§ **Aim of the task**: Below are some entries; can you quote all of them exactly?

(Beginning of Data shown)

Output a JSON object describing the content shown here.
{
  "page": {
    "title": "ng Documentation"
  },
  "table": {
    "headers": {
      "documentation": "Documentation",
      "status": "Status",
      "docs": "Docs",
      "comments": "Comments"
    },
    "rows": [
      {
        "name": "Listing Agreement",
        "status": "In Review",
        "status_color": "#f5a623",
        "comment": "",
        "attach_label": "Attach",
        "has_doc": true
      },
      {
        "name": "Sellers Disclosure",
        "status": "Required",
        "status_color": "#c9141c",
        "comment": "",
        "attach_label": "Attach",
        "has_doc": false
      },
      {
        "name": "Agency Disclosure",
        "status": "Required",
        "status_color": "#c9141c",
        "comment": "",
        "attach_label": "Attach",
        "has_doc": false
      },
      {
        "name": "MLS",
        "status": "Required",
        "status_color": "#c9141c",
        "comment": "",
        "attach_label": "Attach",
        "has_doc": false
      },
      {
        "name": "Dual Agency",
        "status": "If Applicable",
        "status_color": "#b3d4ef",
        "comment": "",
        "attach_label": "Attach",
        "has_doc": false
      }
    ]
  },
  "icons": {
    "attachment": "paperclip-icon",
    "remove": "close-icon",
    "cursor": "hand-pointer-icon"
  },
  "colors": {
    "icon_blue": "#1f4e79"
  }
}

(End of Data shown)

§ **Output below**:
Output a JSON object describing the content shown here.
{
  "page": {
    "title": "ng Documentation"
  },
  "table": {
    "headers": {
      "documentation": "Documentation",
      "status": "Status",
      "docs": "Docs",
      "comments": "Comments"
    },
    "rows": [
      {
        "name": "Listing Agreement",
        "status": "In Review",
        "status_color": "#f5a623",
        "comment": "",
        "attach_label": "Attach",
        "has_doc": true
      },
      {
        "name": "Sellers Disclosure",
        "status": "Required",
        "status_color": "#c9141c",
        "comment": "",
        "attach_label": "Attach",
        "has_doc": false
      },
      {
        "name": "Agency Disclosure",
        "status": "Required",
        "status_color": "#c9141c",
        "comment": "",
        "attach_label": "Attach",
        "has_doc": false
      },
      {
        "name": "MLS",
        "status": "Required",
        "status_color": "#c9141c",
        "comment": "",
        "attach_label": "Attach",
        "has_doc": false
      },
      {
        "name": "Dual Agency",
        "status": "If Applicable",
        "status_color": "#b3d4ef",
        "comment": "",
        "attach_label": "Attach",
        "has_doc": false
      }
    ]
  },
  "icons": {
    "attachment": "paperclip-icon",
    "remove": "close-icon",
    "cursor": "hand-pointer-icon"
  },
  "colors": {
    "icon_blue": "#1f4e79"
  }
}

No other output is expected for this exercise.